Sometimes, new technologists try to impress their boss and teammates with their technical skills by turning out a high volume of code. However, prioritizing quantity over quality is not the best way to make a positive impression. To be effective, software engineers need to hone their problem-solving skills and demonstrate the ability to provide value.

“New tech pros often use code to describe a solution when they should be focusing on identifying and understanding the problem and finding a solution first,” Irvin said.

If you want to thrive in your first year in the tech field (and beyond), get in the habit of solving a problem before you start writing code.

Celebrate Small Wins

When starting your career, it’s a good idea to seek out a mentor or someone who can provide guidance and support. To boost your morale, keep a list of everything you’ve learned and accomplished, Thomas advised. Review your list when you need a reminder of your ability to grow and get things done.

First Year, Prioritize People Over Projects

New technologists soon discover that building positive relationships with your teammates is not only important—it is sometimes much harder than building software.

Prioritizing people over the outcome of a project is how successful professionals tend to get ahead. Build trust by getting to know your teammates as people. Ask them out to coffee or lunch and demonstrate a desire for mutual respect.

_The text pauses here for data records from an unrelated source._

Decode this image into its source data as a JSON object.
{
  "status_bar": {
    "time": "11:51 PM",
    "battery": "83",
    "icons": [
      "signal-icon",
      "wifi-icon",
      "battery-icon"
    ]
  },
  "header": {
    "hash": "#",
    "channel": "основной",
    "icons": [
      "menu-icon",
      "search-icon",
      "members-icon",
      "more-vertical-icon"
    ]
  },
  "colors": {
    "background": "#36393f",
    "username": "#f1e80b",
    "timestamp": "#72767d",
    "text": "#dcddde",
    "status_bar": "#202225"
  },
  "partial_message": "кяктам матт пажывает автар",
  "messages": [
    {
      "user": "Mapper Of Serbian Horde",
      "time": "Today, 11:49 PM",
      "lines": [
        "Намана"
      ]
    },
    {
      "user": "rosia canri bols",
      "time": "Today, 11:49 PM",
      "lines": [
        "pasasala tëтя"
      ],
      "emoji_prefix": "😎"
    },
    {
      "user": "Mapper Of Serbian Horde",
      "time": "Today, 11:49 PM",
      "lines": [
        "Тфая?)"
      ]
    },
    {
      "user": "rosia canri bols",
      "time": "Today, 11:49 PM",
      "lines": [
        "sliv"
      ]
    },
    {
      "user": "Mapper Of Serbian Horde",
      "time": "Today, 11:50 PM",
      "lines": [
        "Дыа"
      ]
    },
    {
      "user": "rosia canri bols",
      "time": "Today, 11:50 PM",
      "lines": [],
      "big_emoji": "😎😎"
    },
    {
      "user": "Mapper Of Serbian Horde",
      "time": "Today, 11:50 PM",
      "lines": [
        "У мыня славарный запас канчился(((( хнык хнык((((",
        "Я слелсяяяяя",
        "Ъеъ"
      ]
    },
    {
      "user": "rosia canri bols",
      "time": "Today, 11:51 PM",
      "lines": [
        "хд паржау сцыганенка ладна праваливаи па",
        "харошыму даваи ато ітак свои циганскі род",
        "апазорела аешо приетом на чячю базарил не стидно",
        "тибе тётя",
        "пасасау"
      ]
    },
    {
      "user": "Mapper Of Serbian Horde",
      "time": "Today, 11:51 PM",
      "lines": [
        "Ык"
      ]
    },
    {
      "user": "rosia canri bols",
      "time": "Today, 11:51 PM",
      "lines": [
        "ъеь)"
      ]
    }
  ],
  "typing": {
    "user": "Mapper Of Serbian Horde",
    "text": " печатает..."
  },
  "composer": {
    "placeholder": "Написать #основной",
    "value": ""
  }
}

Remind yourself that you don’t have to like everyone you work with (and, frankly, they don’t have to like you). But you do need to learn how to work effectively with everyone, including a coworker you don’t like. That’s a key way to survive your first year in tech.